**WHAT IS REQUIRED:** Would you return each record that follows word for word, without its pictures?

**RAW DATA:**

**********

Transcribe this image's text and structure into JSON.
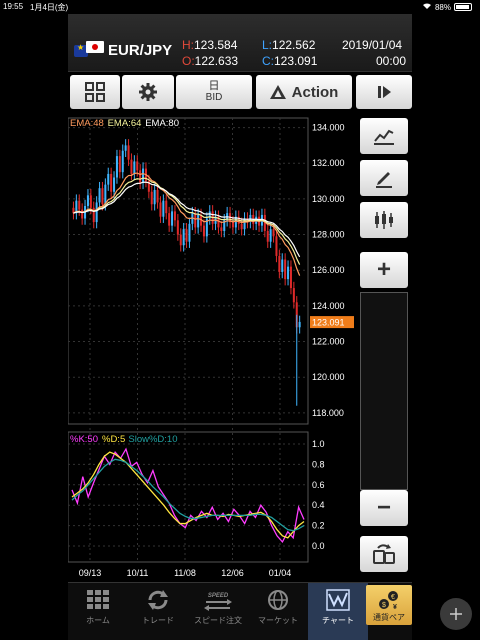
{
  "status_bar": {
    "time": "19:55",
    "date": "1月4日(金)",
    "battery": "88%"
  },
  "header": {
    "pair": "EUR/JPY",
    "high_label": "H:",
    "high": "123.584",
    "open_label": "O:",
    "open": "122.633",
    "low_label": "L:",
    "low": "122.562",
    "close_label": "C:",
    "close": "123.091",
    "date": "2019/01/04",
    "time": "00:00"
  },
  "toolbar": {
    "period_label": "日",
    "price_type": "BID",
    "action_label": "Action"
  },
  "chart_data": [
    {
      "type": "candlestick",
      "legend": [
        {
          "name": "EMA:48",
          "color": "#ff9b5e"
        },
        {
          "name": "EMA:64",
          "color": "#f4f29a"
        },
        {
          "name": "EMA:80",
          "color": "#ffffff"
        }
      ],
      "y_ticks": [
        "134.000",
        "132.000",
        "130.000",
        "128.000",
        "126.000",
        "124.000",
        "122.000",
        "120.000",
        "118.000"
      ],
      "ylim": [
        117.6,
        134.2
      ],
      "x_ticks": [
        "09/13",
        "10/11",
        "11/08",
        "12/06",
        "01/04"
      ],
      "current_price": "123.091",
      "up_color": "#3fb6ff",
      "down_color": "#e02a2a",
      "closes": [
        129.2,
        129.9,
        129.4,
        128.9,
        129.6,
        130.2,
        129.5,
        128.7,
        129.8,
        130.6,
        129.7,
        130.8,
        131.4,
        130.4,
        131.2,
        132.4,
        131.5,
        132.7,
        133.0,
        132.2,
        131.4,
        132.1,
        131.6,
        130.9,
        131.7,
        131.0,
        130.4,
        129.7,
        130.5,
        129.8,
        129.0,
        129.9,
        129.2,
        128.5,
        129.3,
        128.8,
        128.0,
        127.4,
        128.3,
        127.6,
        128.6,
        129.2,
        128.4,
        129.1,
        128.5,
        127.9,
        128.9,
        129.3,
        128.6,
        129.0,
        128.4,
        128.2,
        128.8,
        129.2,
        128.7,
        128.4,
        129.0,
        128.6,
        128.3,
        128.9,
        128.7,
        129.1,
        128.6,
        129.0,
        128.5,
        129.1,
        128.2,
        127.6,
        128.3,
        127.9,
        126.8,
        125.9,
        126.6,
        125.5,
        126.2,
        125.0,
        124.2,
        122.8,
        123.1
      ]
    },
    {
      "type": "line",
      "legend": [
        {
          "name": "%K:50",
          "color": "#ff3dff"
        },
        {
          "name": "%D:5",
          "color": "#ffe640"
        },
        {
          "name": "Slow%D:10",
          "color": "#20a0a0"
        }
      ],
      "y_ticks": [
        "1.0",
        "0.8",
        "0.6",
        "0.4",
        "0.2",
        "0.0"
      ],
      "ylim": [
        0.0,
        1.0
      ],
      "series": [
        {
          "name": "%K:50",
          "values": [
            0.55,
            0.42,
            0.68,
            0.48,
            0.62,
            0.75,
            0.88,
            0.8,
            0.92,
            0.86,
            0.95,
            0.78,
            0.82,
            0.7,
            0.62,
            0.74,
            0.58,
            0.5,
            0.42,
            0.3,
            0.22,
            0.18,
            0.3,
            0.25,
            0.34,
            0.28,
            0.38,
            0.26,
            0.32,
            0.24,
            0.36,
            0.3,
            0.22,
            0.34,
            0.28,
            0.4,
            0.33,
            0.2,
            0.1,
            0.04,
            0.14,
            0.08,
            0.38,
            0.26
          ]
        },
        {
          "name": "%D:5",
          "values": [
            0.48,
            0.52,
            0.56,
            0.62,
            0.7,
            0.8,
            0.88,
            0.92,
            0.9,
            0.86,
            0.82,
            0.76,
            0.7,
            0.64,
            0.58,
            0.52,
            0.46,
            0.4,
            0.33,
            0.27,
            0.22,
            0.22,
            0.25,
            0.28,
            0.3,
            0.32,
            0.3,
            0.3,
            0.29,
            0.31,
            0.3,
            0.29,
            0.3,
            0.31,
            0.32,
            0.33,
            0.3,
            0.24,
            0.16,
            0.1,
            0.08,
            0.14,
            0.2,
            0.24
          ]
        },
        {
          "name": "Slow%D:10",
          "values": [
            0.45,
            0.5,
            0.54,
            0.6,
            0.66,
            0.72,
            0.78,
            0.82,
            0.85,
            0.84,
            0.82,
            0.78,
            0.74,
            0.69,
            0.64,
            0.58,
            0.53,
            0.48,
            0.42,
            0.37,
            0.32,
            0.29,
            0.27,
            0.27,
            0.28,
            0.29,
            0.3,
            0.3,
            0.3,
            0.3,
            0.3,
            0.3,
            0.3,
            0.3,
            0.31,
            0.31,
            0.3,
            0.28,
            0.24,
            0.2,
            0.16,
            0.15,
            0.17,
            0.2
          ]
        }
      ]
    }
  ],
  "sidebar": {
    "zoom_in": "+",
    "zoom_out": "−"
  },
  "tabs": [
    {
      "label": "ホーム"
    },
    {
      "label": "トレード"
    },
    {
      "label": "スピード注文",
      "badge": "SPEED"
    },
    {
      "label": "マーケット"
    },
    {
      "label": "チャート"
    }
  ],
  "currency_pair_tab": {
    "label": "通貨ペア"
  }
}
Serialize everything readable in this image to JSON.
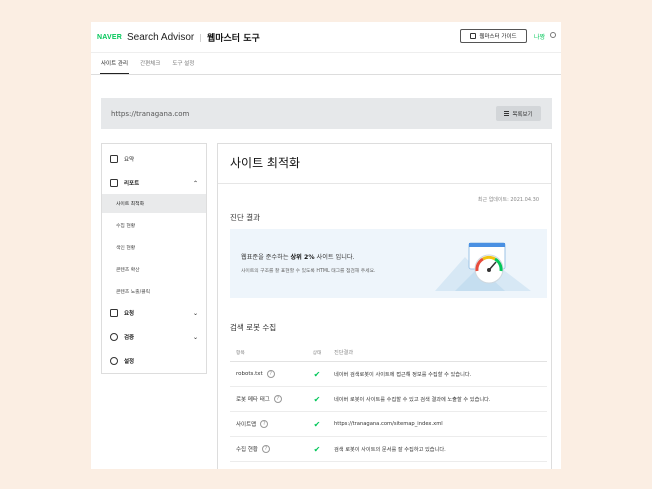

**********

**SOLUTION:**
Transcribe this image's text and structure into JSON.
{
  "status_bar": {
    "time": "19:55",
    "date": "1月4日(金)",
    "battery": "88%"
  },
  "header": {
    "pair": "EUR/JPY",
    "high_label": "H:",
    "high": "123.584",
    "open_label": "O:",
    "open": "122.633",
    "low_label": "L:",
    "low": "122.562",
    "close_label": "C:",
    "close": "123.091",
    "date": "2019/01/04",
    "time": "00:00"
  },
  "toolbar": {
    "period_label": "日",
    "price_type": "BID",
    "action_label": "Action"
  },
  "chart_data": [
    {
      "type": "candlestick",
      "legend": [
        {
          "name": "EMA:48",
          "color": "#ff9b5e"
        },
        {
          "name": "EMA:64",
          "color": "#f4f29a"
        },
        {
          "name": "EMA:80",
          "color": "#ffffff"
        }
      ],
      "y_ticks": [
        "134.000",
        "132.000",
        "130.000",
        "128.000",
        "126.000",
        "124.000",
        "122.000",
        "120.000",
        "118.000"
      ],
      "ylim": [
        117.6,
        134.2
      ],
      "x_ticks": [
        "09/13",
        "10/11",
        "11/08",
        "12/06",
        "01/04"
      ],
      "current_price": "123.091",
      "up_color": "#3fb6ff",
      "down_color": "#e02a2a",
      "closes": [
        129.2,
        129.9,
        129.4,
        128.9,
        129.6,
        130.2,
        129.5,
        128.7,
        129.8,
        130.6,
        129.7,
        130.8,
        131.4,
        130.4,
        131.2,
        132.4,
        131.5,
        132.7,
        133.0,
        132.2,
        131.4,
        132.1,
        131.6,
        130.9,
        131.7,
        131.0,
        130.4,
        129.7,
        130.5,
        129.8,
        129.0,
        129.9,
        129.2,
        128.5,
        129.3,
        128.8,
        128.0,
        127.4,
        128.3,
        127.6,
        128.6,
        129.2,
        128.4,
        129.1,
        128.5,
        127.9,
        128.9,
        129.3,
        128.6,
        129.0,
        128.4,
        128.2,
        128.8,
        129.2,
        128.7,
        128.4,
        129.0,
        128.6,
        128.3,
        128.9,
        128.7,
        129.1,
        128.6,
        129.0,
        128.5,
        129.1,
        128.2,
        127.6,
        128.3,
        127.9,
        126.8,
        125.9,
        126.6,
        125.5,
        126.2,
        125.0,
        124.2,
        122.8,
        123.1
      ]
    },
    {
      "type": "line",
      "legend": [
        {
          "name": "%K:50",
          "color": "#ff3dff"
        },
        {
          "name": "%D:5",
          "color": "#ffe640"
        },
        {
          "name": "Slow%D:10",
          "color": "#20a0a0"
        }
      ],
      "y_ticks": [
        "1.0",
        "0.8",
        "0.6",
        "0.4",
        "0.2",
        "0.0"
      ],
      "ylim": [
        0.0,
        1.0
      ],
      "series": [
        {
          "name": "%K:50",
          "values": [
            0.55,
            0.42,
            0.68,
            0.48,
            0.62,
            0.75,
            0.88,
            0.8,
            0.92,
            0.86,
            0.95,
            0.78,
            0.82,
            0.7,
            0.62,
            0.74,
            0.58,
            0.5,
            0.42,
            0.3,
            0.22,
            0.18,
            0.3,
            0.25,
            0.34,
            0.28,
            0.38,
            0.26,
            0.32,
            0.24,
            0.36,
            0.3,
            0.22,
            0.34,
            0.28,
            0.4,
            0.33,
            0.2,
            0.1,
            0.04,
            0.14,
            0.08,
            0.38,
            0.26
          ]
        },
        {
          "name": "%D:5",
          "values": [
            0.48,
            0.52,
            0.56,
            0.62,
            0.7,
            0.8,
            0.88,
            0.92,
            0.9,
            0.86,
            0.82,
            0.76,
            0.7,
            0.64,
            0.58,
            0.52,
            0.46,
            0.4,
            0.33,
            0.27,
            0.22,
            0.22,
            0.25,
            0.28,
            0.3,
            0.32,
            0.3,
            0.3,
            0.29,
            0.31,
            0.3,
            0.29,
            0.3,
            0.31,
            0.32,
            0.33,
            0.3,
            0.24,
            0.16,
            0.1,
            0.08,
            0.14,
            0.2,
            0.24
          ]
        },
        {
          "name": "Slow%D:10",
          "values": [
            0.45,
            0.5,
            0.54,
            0.6,
            0.66,
            0.72,
            0.78,
            0.82,
            0.85,
            0.84,
            0.82,
            0.78,
            0.74,
            0.69,
            0.64,
            0.58,
            0.53,
            0.48,
            0.42,
            0.37,
            0.32,
            0.29,
            0.27,
            0.27,
            0.28,
            0.29,
            0.3,
            0.3,
            0.3,
            0.3,
            0.3,
            0.3,
            0.3,
            0.3,
            0.31,
            0.31,
            0.3,
            0.28,
            0.24,
            0.2,
            0.16,
            0.15,
            0.17,
            0.2
          ]
        }
      ]
    }
  ],
  "sidebar": {
    "zoom_in": "+",
    "zoom_out": "−"
  },
  "tabs": [
    {
      "label": "ホーム"
    },
    {
      "label": "トレード"
    },
    {
      "label": "スピード注文",
      "badge": "SPEED"
    },
    {
      "label": "マーケット"
    },
    {
      "label": "チャート"
    }
  ],
  "currency_pair_tab": {
    "label": "通貨ペア"
  }
}
Serialize everything readable in this image to JSON.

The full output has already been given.